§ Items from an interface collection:
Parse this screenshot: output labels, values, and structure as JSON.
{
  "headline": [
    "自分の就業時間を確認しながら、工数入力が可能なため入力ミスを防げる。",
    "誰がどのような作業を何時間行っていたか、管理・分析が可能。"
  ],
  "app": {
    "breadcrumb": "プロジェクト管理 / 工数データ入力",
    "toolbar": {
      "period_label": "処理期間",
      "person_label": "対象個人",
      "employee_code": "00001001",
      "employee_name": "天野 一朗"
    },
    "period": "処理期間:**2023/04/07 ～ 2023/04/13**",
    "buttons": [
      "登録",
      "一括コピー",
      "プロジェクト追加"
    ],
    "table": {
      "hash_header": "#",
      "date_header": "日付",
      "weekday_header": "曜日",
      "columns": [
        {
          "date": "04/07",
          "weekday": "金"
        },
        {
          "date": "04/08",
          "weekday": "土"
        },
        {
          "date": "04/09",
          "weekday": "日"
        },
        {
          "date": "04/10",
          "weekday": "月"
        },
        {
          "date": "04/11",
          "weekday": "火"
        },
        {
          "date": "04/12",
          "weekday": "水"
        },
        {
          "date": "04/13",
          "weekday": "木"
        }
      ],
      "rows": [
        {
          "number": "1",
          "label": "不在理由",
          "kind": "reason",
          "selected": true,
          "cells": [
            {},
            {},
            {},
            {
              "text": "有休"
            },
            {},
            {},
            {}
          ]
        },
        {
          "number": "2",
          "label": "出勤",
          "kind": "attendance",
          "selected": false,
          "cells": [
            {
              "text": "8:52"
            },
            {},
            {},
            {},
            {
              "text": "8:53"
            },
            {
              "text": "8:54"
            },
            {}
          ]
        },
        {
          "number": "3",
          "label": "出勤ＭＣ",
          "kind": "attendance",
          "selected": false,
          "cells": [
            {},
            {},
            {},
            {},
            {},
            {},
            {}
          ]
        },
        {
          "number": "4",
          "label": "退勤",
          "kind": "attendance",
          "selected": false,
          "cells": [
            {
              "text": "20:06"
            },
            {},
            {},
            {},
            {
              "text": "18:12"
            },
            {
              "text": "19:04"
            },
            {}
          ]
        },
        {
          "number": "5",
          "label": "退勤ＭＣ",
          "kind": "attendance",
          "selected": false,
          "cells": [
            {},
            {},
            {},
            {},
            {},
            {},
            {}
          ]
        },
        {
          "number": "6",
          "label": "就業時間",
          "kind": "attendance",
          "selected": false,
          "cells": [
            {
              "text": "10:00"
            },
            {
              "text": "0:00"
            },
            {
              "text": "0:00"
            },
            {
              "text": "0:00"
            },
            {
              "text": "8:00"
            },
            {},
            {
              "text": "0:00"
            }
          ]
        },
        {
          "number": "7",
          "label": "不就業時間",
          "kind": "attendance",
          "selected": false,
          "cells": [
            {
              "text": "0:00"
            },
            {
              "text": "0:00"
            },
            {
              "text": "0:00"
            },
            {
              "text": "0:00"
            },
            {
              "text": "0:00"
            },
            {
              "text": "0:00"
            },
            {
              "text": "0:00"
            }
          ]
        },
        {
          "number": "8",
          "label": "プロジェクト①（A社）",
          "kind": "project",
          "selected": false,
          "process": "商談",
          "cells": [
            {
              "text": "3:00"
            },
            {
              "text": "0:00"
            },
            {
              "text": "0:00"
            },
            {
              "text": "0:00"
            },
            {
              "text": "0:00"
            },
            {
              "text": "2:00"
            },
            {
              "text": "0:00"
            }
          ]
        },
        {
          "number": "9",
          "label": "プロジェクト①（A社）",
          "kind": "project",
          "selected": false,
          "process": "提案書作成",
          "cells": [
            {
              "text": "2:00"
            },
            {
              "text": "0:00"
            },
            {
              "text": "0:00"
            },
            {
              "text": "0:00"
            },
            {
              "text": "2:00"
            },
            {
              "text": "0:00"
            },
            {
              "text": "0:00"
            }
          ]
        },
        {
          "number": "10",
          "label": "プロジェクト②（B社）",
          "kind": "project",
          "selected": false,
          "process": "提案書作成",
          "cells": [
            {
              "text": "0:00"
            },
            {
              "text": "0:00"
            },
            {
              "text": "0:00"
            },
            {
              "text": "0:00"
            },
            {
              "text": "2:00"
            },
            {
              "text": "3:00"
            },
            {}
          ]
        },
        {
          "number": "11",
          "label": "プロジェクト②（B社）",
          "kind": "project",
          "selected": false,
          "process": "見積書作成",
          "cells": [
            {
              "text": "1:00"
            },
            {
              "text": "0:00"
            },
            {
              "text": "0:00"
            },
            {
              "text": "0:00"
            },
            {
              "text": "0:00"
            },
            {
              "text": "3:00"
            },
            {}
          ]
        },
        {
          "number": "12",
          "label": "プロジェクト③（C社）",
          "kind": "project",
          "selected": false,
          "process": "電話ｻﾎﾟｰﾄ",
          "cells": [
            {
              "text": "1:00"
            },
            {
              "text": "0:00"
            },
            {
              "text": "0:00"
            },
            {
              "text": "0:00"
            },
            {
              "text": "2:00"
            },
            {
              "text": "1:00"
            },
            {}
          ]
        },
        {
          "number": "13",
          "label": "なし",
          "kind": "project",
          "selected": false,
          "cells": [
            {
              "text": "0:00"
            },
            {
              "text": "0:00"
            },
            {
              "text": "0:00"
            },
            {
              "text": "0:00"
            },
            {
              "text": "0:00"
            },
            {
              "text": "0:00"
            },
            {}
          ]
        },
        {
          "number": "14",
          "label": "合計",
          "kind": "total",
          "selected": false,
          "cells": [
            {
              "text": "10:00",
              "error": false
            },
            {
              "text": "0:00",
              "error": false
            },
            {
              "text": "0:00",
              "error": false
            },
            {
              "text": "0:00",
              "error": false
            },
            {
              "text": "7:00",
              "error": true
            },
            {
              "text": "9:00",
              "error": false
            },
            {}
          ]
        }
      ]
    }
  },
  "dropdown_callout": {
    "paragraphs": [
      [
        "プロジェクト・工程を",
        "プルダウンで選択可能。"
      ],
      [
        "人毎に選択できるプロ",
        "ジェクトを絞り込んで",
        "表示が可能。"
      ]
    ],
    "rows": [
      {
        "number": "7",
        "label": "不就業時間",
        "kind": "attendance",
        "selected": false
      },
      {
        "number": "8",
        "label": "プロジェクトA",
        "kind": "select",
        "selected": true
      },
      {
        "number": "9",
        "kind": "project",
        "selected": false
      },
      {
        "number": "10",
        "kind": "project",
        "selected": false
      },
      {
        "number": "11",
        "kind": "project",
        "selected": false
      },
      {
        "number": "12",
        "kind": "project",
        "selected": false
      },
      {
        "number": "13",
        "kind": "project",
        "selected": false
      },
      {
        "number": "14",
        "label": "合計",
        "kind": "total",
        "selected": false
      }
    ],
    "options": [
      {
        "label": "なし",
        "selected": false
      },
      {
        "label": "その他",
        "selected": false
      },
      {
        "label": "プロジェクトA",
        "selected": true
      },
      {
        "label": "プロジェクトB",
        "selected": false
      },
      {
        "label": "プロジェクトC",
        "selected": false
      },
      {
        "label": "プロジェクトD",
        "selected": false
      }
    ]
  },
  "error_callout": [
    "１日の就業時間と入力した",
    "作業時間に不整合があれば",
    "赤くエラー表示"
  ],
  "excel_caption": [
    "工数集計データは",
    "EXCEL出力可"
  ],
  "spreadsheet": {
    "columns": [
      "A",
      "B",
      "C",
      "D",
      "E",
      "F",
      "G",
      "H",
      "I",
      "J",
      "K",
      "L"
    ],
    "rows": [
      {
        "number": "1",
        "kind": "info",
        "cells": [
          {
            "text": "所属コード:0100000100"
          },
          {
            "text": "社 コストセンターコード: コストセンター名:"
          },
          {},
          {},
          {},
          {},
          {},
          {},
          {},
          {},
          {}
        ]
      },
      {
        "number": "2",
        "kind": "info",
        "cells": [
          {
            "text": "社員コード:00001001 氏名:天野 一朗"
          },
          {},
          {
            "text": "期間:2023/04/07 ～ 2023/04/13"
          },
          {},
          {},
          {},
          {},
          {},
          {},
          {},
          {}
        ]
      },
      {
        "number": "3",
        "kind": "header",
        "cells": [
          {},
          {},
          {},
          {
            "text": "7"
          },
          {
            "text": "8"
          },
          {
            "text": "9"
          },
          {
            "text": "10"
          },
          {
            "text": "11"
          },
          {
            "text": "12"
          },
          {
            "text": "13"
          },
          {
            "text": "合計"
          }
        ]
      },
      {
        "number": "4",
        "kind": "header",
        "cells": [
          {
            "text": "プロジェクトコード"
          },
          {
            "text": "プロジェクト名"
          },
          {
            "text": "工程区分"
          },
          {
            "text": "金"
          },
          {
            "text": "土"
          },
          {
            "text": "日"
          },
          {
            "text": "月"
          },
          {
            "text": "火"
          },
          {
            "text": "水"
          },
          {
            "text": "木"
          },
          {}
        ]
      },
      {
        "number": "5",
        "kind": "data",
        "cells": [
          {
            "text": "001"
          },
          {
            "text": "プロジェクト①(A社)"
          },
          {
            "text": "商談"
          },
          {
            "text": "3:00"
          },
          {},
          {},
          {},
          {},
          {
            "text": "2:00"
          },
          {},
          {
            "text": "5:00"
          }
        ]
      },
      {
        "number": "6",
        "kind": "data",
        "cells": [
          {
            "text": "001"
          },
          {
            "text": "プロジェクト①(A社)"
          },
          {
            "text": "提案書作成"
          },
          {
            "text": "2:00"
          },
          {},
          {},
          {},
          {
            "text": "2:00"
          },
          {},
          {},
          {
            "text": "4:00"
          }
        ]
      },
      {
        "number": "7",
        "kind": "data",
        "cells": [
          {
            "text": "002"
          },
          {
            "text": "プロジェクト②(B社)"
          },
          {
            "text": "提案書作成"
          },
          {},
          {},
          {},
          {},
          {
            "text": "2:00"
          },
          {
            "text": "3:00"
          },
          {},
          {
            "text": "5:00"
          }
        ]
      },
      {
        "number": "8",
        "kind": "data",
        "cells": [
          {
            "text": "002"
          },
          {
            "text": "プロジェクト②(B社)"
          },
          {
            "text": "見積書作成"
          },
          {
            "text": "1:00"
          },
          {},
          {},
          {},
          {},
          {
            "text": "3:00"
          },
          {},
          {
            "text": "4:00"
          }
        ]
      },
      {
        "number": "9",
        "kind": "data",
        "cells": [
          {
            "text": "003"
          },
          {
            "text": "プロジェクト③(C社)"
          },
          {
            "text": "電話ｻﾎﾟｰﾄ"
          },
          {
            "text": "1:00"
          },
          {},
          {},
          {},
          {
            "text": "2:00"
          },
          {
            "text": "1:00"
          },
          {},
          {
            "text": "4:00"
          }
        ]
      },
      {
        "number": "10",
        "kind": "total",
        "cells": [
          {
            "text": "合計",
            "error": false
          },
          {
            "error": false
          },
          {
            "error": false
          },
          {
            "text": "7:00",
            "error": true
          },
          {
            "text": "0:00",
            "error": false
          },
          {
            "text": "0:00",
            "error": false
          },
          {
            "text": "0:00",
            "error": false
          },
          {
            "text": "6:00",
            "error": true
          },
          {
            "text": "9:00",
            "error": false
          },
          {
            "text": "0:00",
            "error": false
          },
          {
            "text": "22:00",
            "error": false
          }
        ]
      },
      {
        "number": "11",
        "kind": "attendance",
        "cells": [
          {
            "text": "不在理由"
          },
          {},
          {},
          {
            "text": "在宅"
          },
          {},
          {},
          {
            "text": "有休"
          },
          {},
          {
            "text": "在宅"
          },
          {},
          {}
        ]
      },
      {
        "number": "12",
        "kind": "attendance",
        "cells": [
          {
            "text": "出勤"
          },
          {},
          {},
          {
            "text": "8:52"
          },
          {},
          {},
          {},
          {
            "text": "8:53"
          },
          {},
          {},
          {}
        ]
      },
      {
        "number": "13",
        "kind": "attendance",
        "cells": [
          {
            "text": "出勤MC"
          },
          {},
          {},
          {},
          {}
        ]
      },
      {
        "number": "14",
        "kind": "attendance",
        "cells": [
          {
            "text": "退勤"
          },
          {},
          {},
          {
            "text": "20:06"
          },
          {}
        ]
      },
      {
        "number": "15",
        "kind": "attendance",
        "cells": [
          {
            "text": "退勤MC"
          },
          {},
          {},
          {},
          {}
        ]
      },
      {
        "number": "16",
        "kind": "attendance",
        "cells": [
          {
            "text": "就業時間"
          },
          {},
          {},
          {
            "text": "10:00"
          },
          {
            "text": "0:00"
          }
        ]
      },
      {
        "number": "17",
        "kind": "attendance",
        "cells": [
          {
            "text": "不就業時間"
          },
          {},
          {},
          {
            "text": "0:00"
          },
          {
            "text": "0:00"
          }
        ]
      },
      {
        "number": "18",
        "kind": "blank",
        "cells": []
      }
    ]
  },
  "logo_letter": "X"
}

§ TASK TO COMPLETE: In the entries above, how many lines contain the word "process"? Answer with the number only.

§ ANSWER BELOW: 5